My fieldwork revealed that the Freewrite, in comparison with the QWERKYWRITER, was the more orthodox choice among medium-online writers. When I asked product design company Astrohaus about borrowing their Freewrite to test out, they warned that it might take some getting used to. The Freewrite is a distraction-free writing tool that answers the question: What if a label-maker and an Etch-a-Sketch had a baby? But the underlying tech is nifty as all hell and, with a Kindle-like display, only as sophisticated as it needs to be: It uploads your text to a Cloud of your choice as you write. Astrohaus told me it’s “designed to fit within a writing methodology where you draft top to bottom and edit later on your computer…. You can delete words but there are no arrow keys on the device for this reason; everything is intended to keep the writer moving forward.” I accepted the challenge and found myself pleasantly surprised.
In conversation, it’s all too easy and also frowned-upon to always be thinking about the next thing you’re going to say, and yet this mindset is somehow impossible to replicate when sitting down to write. The Freewrite is the closest I’ve come to simulating this experience when writing. Without arrow keys and the ability to edit your work as you write, this device makes you indulge in your own thought process. It did feel like a burden had been lifted when I realized there’d be no way to check my email or receive texts on its interface. Earning its name, the Freewrite’s ideal for a first go at a rough draft.
This is a good old-fashioned notepad, a gift that only months ago I never thought I’d use. In the last few months, I’ve written many a rough draft on this personalized notepad, sometimes in the passenger seat of a car. I went back to my high school history class for a day and took notes with it, too. Seeing my handwriting (a visual that is near non-existent on social media) on buttery paper reminds me that I’m not a drone. My enthusiasm for this item opened the floodgates to a few new Moleskines, picked out with painstaking particularity at McNally Jackson, in the same amount of time I’ve dedicated to selecting a laptop model. I’d rate this notepad I found in my desk drawer as my favorite piece of technology yet.
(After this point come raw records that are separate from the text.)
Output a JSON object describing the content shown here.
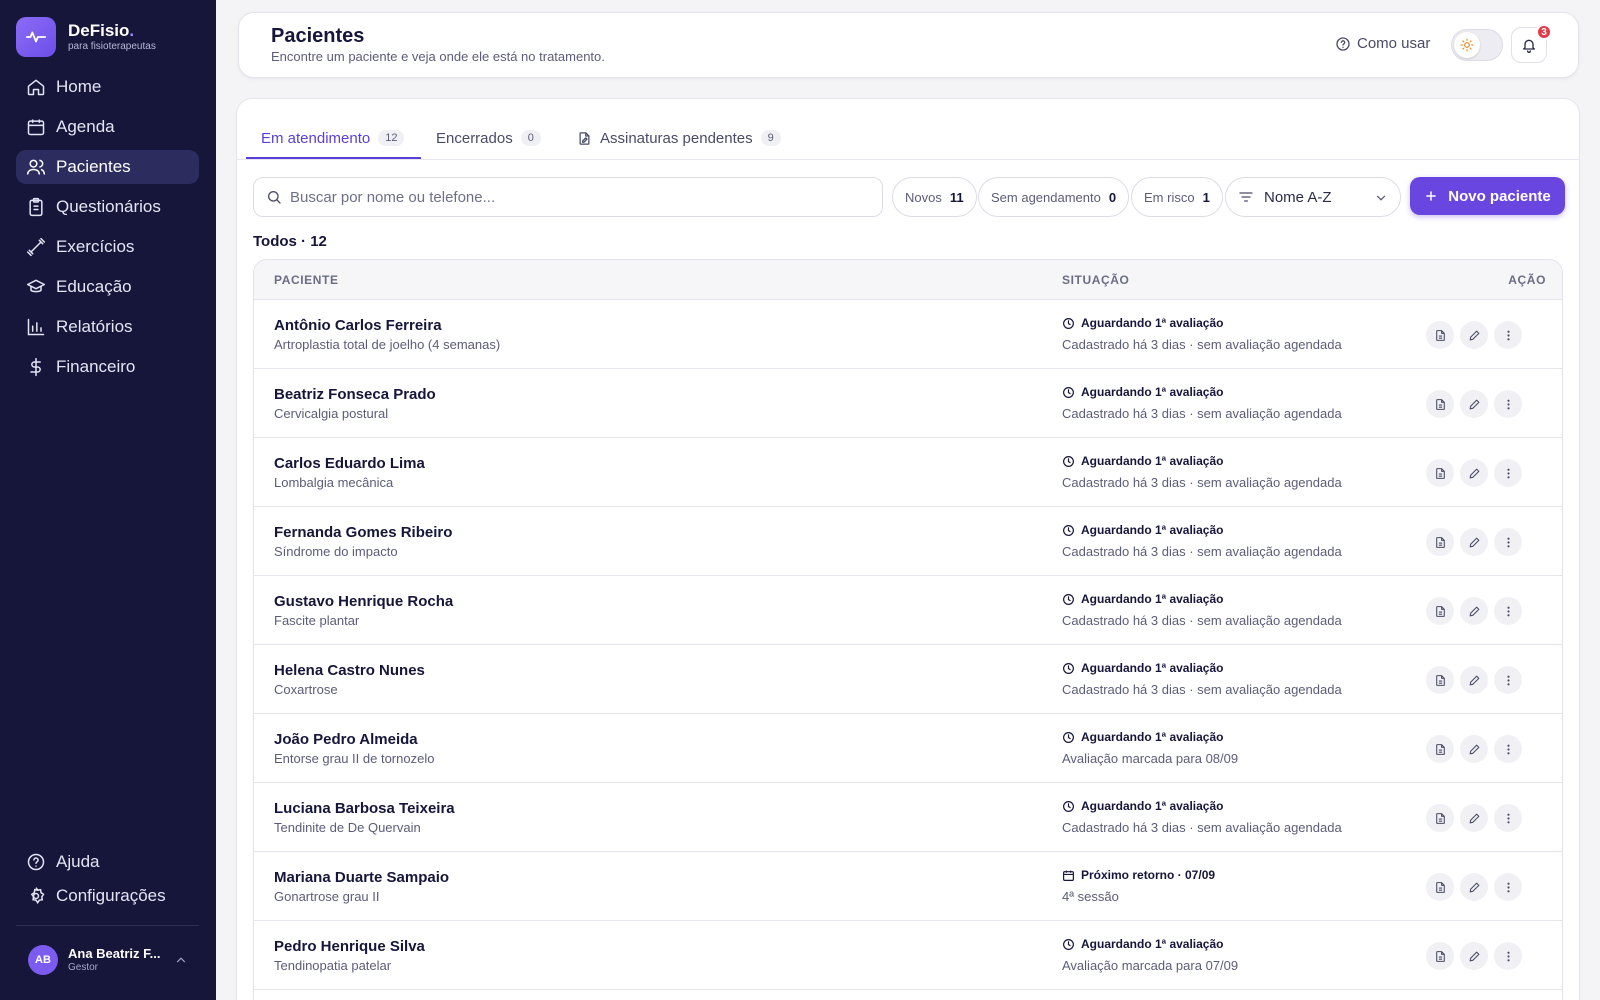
{
  "brand": {
    "name": "DeFisio",
    "dot": ".",
    "subtitle": "para fisioterapeutas"
  },
  "sidebar": {
    "items": [
      {
        "label": "Home",
        "icon": "home-icon"
      },
      {
        "label": "Agenda",
        "icon": "calendar-icon"
      },
      {
        "label": "Pacientes",
        "icon": "users-icon",
        "active": true
      },
      {
        "label": "Questionários",
        "icon": "clipboard-icon"
      },
      {
        "label": "Exercícios",
        "icon": "dumbbell-icon"
      },
      {
        "label": "Educação",
        "icon": "graduation-cap-icon"
      },
      {
        "label": "Relatórios",
        "icon": "bar-chart-icon"
      },
      {
        "label": "Financeiro",
        "icon": "dollar-icon"
      }
    ],
    "bottom": [
      {
        "label": "Ajuda",
        "icon": "help-circle-icon"
      },
      {
        "label": "Configurações",
        "icon": "gear-icon"
      }
    ],
    "user": {
      "initials": "AB",
      "name": "Ana Beatriz F...",
      "role": "Gestor"
    }
  },
  "header": {
    "title": "Pacientes",
    "subtitle": "Encontre um paciente e veja onde ele está no tratamento.",
    "help_label": "Como usar",
    "notifications": "3"
  },
  "tabs": [
    {
      "label": "Em atendimento",
      "count": "12",
      "active": true
    },
    {
      "label": "Encerrados",
      "count": "0"
    },
    {
      "label": "Assinaturas pendentes",
      "count": "9",
      "icon": "file-signature-icon"
    }
  ],
  "search": {
    "placeholder": "Buscar por nome ou telefone..."
  },
  "filters": [
    {
      "label": "Novos",
      "count": "11"
    },
    {
      "label": "Sem agendamento",
      "count": "0"
    },
    {
      "label": "Em risco",
      "count": "1"
    }
  ],
  "sort": {
    "value": "Nome A-Z"
  },
  "new_button": {
    "label": "Novo paciente"
  },
  "list": {
    "title": "Todos · 12"
  },
  "table": {
    "headers": {
      "patient": "PACIENTE",
      "status": "SITUAÇÃO",
      "action": "AÇÃO"
    },
    "rows": [
      {
        "name": "Antônio Carlos Ferreira",
        "diagnosis": "Artroplastia total de joelho (4 semanas)",
        "status": "Aguardando 1ª avaliação",
        "status_icon": "clock-icon",
        "detail": "Cadastrado há 3 dias · sem avaliação agendada"
      },
      {
        "name": "Beatriz Fonseca Prado",
        "diagnosis": "Cervicalgia postural",
        "status": "Aguardando 1ª avaliação",
        "status_icon": "clock-icon",
        "detail": "Cadastrado há 3 dias · sem avaliação agendada"
      },
      {
        "name": "Carlos Eduardo Lima",
        "diagnosis": "Lombalgia mecânica",
        "status": "Aguardando 1ª avaliação",
        "status_icon": "clock-icon",
        "detail": "Cadastrado há 3 dias · sem avaliação agendada"
      },
      {
        "name": "Fernanda Gomes Ribeiro",
        "diagnosis": "Síndrome do impacto",
        "status": "Aguardando 1ª avaliação",
        "status_icon": "clock-icon",
        "detail": "Cadastrado há 3 dias · sem avaliação agendada"
      },
      {
        "name": "Gustavo Henrique Rocha",
        "diagnosis": "Fascite plantar",
        "status": "Aguardando 1ª avaliação",
        "status_icon": "clock-icon",
        "detail": "Cadastrado há 3 dias · sem avaliação agendada"
      },
      {
        "name": "Helena Castro Nunes",
        "diagnosis": "Coxartrose",
        "status": "Aguardando 1ª avaliação",
        "status_icon": "clock-icon",
        "detail": "Cadastrado há 3 dias · sem avaliação agendada"
      },
      {
        "name": "João Pedro Almeida",
        "diagnosis": "Entorse grau II de tornozelo",
        "status": "Aguardando 1ª avaliação",
        "status_icon": "clock-icon",
        "detail": "Avaliação marcada para 08/09"
      },
      {
        "name": "Luciana Barbosa Teixeira",
        "diagnosis": "Tendinite de De Quervain",
        "status": "Aguardando 1ª avaliação",
        "status_icon": "clock-icon",
        "detail": "Cadastrado há 3 dias · sem avaliação agendada"
      },
      {
        "name": "Mariana Duarte Sampaio",
        "diagnosis": "Gonartrose grau II",
        "status": "Próximo retorno · 07/09",
        "status_icon": "calendar-icon",
        "detail": "4ª sessão"
      },
      {
        "name": "Pedro Henrique Silva",
        "diagnosis": "Tendinopatia patelar",
        "status": "Aguardando 1ª avaliação",
        "status_icon": "clock-icon",
        "detail": "Avaliação marcada para 07/09"
      }
    ]
  },
  "colors": {
    "sidebar_bg": "#15163a",
    "accent": "#6a46e0",
    "active_nav": "#2c2d5e",
    "badge": "#e5384a"
  }
}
Tell me all the ways that you’ve carved out small moments of an analog existence—I’m taking notes.
Graphic by Lorenza Centi. Photos by Edith Young and via The Smudge.